Extracted data entries →
* * * * * * * * *
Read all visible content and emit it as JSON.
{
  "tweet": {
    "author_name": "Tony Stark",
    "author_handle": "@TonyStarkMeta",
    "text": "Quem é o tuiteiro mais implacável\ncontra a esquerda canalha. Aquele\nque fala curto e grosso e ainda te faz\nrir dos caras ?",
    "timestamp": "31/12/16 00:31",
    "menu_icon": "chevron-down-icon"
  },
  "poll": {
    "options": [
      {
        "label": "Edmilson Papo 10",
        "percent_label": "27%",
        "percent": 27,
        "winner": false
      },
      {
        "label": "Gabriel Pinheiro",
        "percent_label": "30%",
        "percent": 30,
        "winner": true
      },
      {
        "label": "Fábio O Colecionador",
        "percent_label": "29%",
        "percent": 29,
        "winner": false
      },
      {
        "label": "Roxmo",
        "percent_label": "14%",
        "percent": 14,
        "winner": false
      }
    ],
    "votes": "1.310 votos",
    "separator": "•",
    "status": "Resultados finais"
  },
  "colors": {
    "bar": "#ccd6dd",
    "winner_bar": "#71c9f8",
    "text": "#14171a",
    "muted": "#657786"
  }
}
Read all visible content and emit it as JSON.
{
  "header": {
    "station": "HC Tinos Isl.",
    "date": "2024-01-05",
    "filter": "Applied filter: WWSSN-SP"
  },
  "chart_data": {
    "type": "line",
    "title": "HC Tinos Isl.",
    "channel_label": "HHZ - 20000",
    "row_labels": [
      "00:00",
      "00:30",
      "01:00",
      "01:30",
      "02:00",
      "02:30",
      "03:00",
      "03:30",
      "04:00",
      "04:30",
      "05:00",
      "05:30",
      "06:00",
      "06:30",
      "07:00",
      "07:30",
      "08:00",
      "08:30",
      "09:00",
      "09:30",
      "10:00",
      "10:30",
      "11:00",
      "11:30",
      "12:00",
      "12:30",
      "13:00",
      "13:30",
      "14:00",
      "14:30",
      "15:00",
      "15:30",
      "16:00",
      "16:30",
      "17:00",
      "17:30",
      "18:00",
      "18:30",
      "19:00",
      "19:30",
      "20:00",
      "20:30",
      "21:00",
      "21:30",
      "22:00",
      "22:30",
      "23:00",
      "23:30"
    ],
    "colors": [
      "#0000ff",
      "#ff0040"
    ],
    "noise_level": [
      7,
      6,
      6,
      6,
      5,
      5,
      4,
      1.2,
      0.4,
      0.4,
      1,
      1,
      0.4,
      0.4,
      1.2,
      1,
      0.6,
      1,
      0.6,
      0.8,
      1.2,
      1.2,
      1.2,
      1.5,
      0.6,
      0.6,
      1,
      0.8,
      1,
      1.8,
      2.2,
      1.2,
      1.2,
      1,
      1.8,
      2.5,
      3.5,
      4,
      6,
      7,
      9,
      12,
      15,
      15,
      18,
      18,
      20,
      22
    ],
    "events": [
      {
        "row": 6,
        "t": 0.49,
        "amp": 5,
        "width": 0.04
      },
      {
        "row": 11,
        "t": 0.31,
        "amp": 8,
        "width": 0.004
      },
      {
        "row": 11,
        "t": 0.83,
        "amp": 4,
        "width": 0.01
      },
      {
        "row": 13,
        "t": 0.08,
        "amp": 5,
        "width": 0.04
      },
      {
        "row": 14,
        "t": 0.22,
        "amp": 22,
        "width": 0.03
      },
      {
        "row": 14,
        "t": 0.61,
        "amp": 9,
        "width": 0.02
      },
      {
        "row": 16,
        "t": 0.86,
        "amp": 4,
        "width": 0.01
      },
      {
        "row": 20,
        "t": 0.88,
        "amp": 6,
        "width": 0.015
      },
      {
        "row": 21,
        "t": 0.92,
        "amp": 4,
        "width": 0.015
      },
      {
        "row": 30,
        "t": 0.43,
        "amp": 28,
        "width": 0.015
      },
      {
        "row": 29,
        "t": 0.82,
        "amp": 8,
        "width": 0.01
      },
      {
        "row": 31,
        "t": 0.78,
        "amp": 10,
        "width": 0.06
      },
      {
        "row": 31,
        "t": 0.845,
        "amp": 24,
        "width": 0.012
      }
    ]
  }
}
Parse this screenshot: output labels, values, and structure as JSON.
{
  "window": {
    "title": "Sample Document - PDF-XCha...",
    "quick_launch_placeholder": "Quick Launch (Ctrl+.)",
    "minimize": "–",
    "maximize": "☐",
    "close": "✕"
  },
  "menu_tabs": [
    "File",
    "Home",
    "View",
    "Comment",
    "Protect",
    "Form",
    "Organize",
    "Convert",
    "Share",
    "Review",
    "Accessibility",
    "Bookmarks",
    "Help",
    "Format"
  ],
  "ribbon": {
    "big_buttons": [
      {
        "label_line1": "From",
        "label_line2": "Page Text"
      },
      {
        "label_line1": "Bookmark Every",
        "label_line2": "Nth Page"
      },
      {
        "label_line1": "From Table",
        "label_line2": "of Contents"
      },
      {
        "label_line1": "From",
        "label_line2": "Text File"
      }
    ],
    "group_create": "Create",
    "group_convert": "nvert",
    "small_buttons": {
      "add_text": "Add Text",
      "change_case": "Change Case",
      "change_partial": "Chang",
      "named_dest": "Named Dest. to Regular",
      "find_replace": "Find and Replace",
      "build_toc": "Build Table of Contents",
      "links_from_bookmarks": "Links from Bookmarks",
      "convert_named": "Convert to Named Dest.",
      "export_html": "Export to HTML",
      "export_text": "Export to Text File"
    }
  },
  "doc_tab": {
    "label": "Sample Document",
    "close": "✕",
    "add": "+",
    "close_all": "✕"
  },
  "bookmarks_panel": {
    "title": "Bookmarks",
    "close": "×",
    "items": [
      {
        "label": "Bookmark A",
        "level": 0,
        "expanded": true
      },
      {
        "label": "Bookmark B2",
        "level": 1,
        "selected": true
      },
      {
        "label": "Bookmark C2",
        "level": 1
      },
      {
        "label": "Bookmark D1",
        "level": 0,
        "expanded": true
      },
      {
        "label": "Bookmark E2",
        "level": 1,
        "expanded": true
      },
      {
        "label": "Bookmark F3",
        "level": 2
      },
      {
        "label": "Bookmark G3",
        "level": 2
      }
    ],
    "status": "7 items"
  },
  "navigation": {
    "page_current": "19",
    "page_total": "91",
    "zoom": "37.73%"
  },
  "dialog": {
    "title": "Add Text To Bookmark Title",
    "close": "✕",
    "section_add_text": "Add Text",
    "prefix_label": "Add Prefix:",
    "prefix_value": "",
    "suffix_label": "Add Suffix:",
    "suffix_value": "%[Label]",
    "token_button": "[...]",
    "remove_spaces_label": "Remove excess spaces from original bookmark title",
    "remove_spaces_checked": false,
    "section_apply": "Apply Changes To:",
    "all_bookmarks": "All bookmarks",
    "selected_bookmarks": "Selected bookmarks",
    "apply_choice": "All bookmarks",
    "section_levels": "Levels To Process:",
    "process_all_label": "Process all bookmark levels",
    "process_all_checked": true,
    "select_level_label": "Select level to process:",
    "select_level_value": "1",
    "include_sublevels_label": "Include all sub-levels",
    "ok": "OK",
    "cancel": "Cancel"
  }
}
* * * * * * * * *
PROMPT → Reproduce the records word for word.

TASK ANSWER →
Read all visible content and emit it as JSON.
{
  "tweet": {
    "author_name": "Tony Stark",
    "author_handle": "@TonyStarkMeta",
    "text": "Quem é o tuiteiro mais implacável\ncontra a esquerda canalha. Aquele\nque fala curto e grosso e ainda te faz\nrir dos caras ?",
    "timestamp": "31/12/16 00:31",
    "menu_icon": "chevron-down-icon"
  },
  "poll": {
    "options": [
      {
        "label": "Edmilson Papo 10",
        "percent_label": "27%",
        "percent": 27,
        "winner": false
      },
      {
        "label": "Gabriel Pinheiro",
        "percent_label": "30%",
        "percent": 30,
        "winner": true
      },
      {
        "label": "Fábio O Colecionador",
        "percent_label": "29%",
        "percent": 29,
        "winner": false
      },
      {
        "label": "Roxmo",
        "percent_label": "14%",
        "percent": 14,
        "winner": false
      }
    ],
    "votes": "1.310 votos",
    "separator": "•",
    "status": "Resultados finais"
  },
  "colors": {
    "bar": "#ccd6dd",
    "winner_bar": "#71c9f8",
    "text": "#14171a",
    "muted": "#657786"
  }
}
Read all visible content and emit it as JSON.
{
  "header": {
    "station": "HC Tinos Isl.",
    "date": "2024-01-05",
    "filter": "Applied filter: WWSSN-SP"
  },
  "chart_data": {
    "type": "line",
    "title": "HC Tinos Isl.",
    "channel_label": "HHZ - 20000",
    "row_labels": [
      "00:00",
      "00:30",
      "01:00",
      "01:30",
      "02:00",
      "02:30",
      "03:00",
      "03:30",
      "04:00",
      "04:30",
      "05:00",
      "05:30",
      "06:00",
      "06:30",
      "07:00",
      "07:30",
      "08:00",
      "08:30",
      "09:00",
      "09:30",
      "10:00",
      "10:30",
      "11:00",
      "11:30",
      "12:00",
      "12:30",
      "13:00",
      "13:30",
      "14:00",
      "14:30",
      "15:00",
      "15:30",
      "16:00",
      "16:30",
      "17:00",
      "17:30",
      "18:00",
      "18:30",
      "19:00",
      "19:30",
      "20:00",
      "20:30",
      "21:00",
      "21:30",
      "22:00",
      "22:30",
      "23:00",
      "23:30"
    ],
    "colors": [
      "#0000ff",
      "#ff0040"
    ],
    "noise_level": [
      7,
      6,
      6,
      6,
      5,
      5,
      4,
      1.2,
      0.4,
      0.4,
      1,
      1,
      0.4,
      0.4,
      1.2,
      1,
      0.6,
      1,
      0.6,
      0.8,
      1.2,
      1.2,
      1.2,
      1.5,
      0.6,
      0.6,
      1,
      0.8,
      1,
      1.8,
      2.2,
      1.2,
      1.2,
      1,
      1.8,
      2.5,
      3.5,
      4,
      6,
      7,
      9,
      12,
      15,
      15,
      18,
      18,
      20,
      22
    ],
    "events": [
      {
        "row": 6,
        "t": 0.49,
        "amp": 5,
        "width": 0.04
      },
      {
        "row": 11,
        "t": 0.31,
        "amp": 8,
        "width": 0.004
      },
      {
        "row": 11,
        "t": 0.83,
        "amp": 4,
        "width": 0.01
      },
      {
        "row": 13,
        "t": 0.08,
        "amp": 5,
        "width": 0.04
      },
      {
        "row": 14,
        "t": 0.22,
        "amp": 22,
        "width": 0.03
      },
      {
        "row": 14,
        "t": 0.61,
        "amp": 9,
        "width": 0.02
      },
      {
        "row": 16,
        "t": 0.86,
        "amp": 4,
        "width": 0.01
      },
      {
        "row": 20,
        "t": 0.88,
        "amp": 6,
        "width": 0.015
      },
      {
        "row": 21,
        "t": 0.92,
        "amp": 4,
        "width": 0.015
      },
      {
        "row": 30,
        "t": 0.43,
        "amp": 28,
        "width": 0.015
      },
      {
        "row": 29,
        "t": 0.82,
        "amp": 8,
        "width": 0.01
      },
      {
        "row": 31,
        "t": 0.78,
        "amp": 10,
        "width": 0.06
      },
      {
        "row": 31,
        "t": 0.845,
        "amp": 24,
        "width": 0.012
      }
    ]
  }
}
Parse this screenshot: output labels, values, and structure as JSON.
{
  "window": {
    "title": "Sample Document - PDF-XCha...",
    "quick_launch_placeholder": "Quick Launch (Ctrl+.)",
    "minimize": "–",
    "maximize": "☐",
    "close": "✕"
  },
  "menu_tabs": [
    "File",
    "Home",
    "View",
    "Comment",
    "Protect",
    "Form",
    "Organize",
    "Convert",
    "Share",
    "Review",
    "Accessibility",
    "Bookmarks",
    "Help",
    "Format"
  ],
  "ribbon": {
    "big_buttons": [
      {
        "label_line1": "From",
        "label_line2": "Page Text"
      },
      {
        "label_line1": "Bookmark Every",
        "label_line2": "Nth Page"
      },
      {
        "label_line1": "From Table",
        "label_line2": "of Contents"
      },
      {
        "label_line1": "From",
        "label_line2": "Text File"
      }
    ],
    "group_create": "Create",
    "group_convert": "nvert",
    "small_buttons": {
      "add_text": "Add Text",
      "change_case": "Change Case",
      "change_partial": "Chang",
      "named_dest": "Named Dest. to Regular",
      "find_replace": "Find and Replace",
      "build_toc": "Build Table of Contents",
      "links_from_bookmarks": "Links from Bookmarks",
      "convert_named": "Convert to Named Dest.",
      "export_html": "Export to HTML",
      "export_text": "Export to Text File"
    }
  },
  "doc_tab": {
    "label": "Sample Document",
    "close": "✕",
    "add": "+",
    "close_all": "✕"
  },
  "bookmarks_panel": {
    "title": "Bookmarks",
    "close": "×",
    "items": [
      {
        "label": "Bookmark A",
        "level": 0,
        "expanded": true
      },
      {
        "label": "Bookmark B2",
        "level": 1,
        "selected": true
      },
      {
        "label": "Bookmark C2",
        "level": 1
      },
      {
        "label": "Bookmark D1",
        "level": 0,
        "expanded": true
      },
      {
        "label": "Bookmark E2",
        "level": 1,
        "expanded": true
      },
      {
        "label": "Bookmark F3",
        "level": 2
      },
      {
        "label": "Bookmark G3",
        "level": 2
      }
    ],
    "status": "7 items"
  },
  "navigation": {
    "page_current": "19",
    "page_total": "91",
    "zoom": "37.73%"
  },
  "dialog": {
    "title": "Add Text To Bookmark Title",
    "close": "✕",
    "section_add_text": "Add Text",
    "prefix_label": "Add Prefix:",
    "prefix_value": "",
    "suffix_label": "Add Suffix:",
    "suffix_value": "%[Label]",
    "token_button": "[...]",
    "remove_spaces_label": "Remove excess spaces from original bookmark title",
    "remove_spaces_checked": false,
    "section_apply": "Apply Changes To:",
    "all_bookmarks": "All bookmarks",
    "selected_bookmarks": "Selected bookmarks",
    "apply_choice": "All bookmarks",
    "section_levels": "Levels To Process:",
    "process_all_label": "Process all bookmark levels",
    "process_all_checked": true,
    "select_level_label": "Select level to process:",
    "select_level_value": "1",
    "include_sublevels_label": "Include all sub-levels",
    "ok": "OK",
    "cancel": "Cancel"
  }
}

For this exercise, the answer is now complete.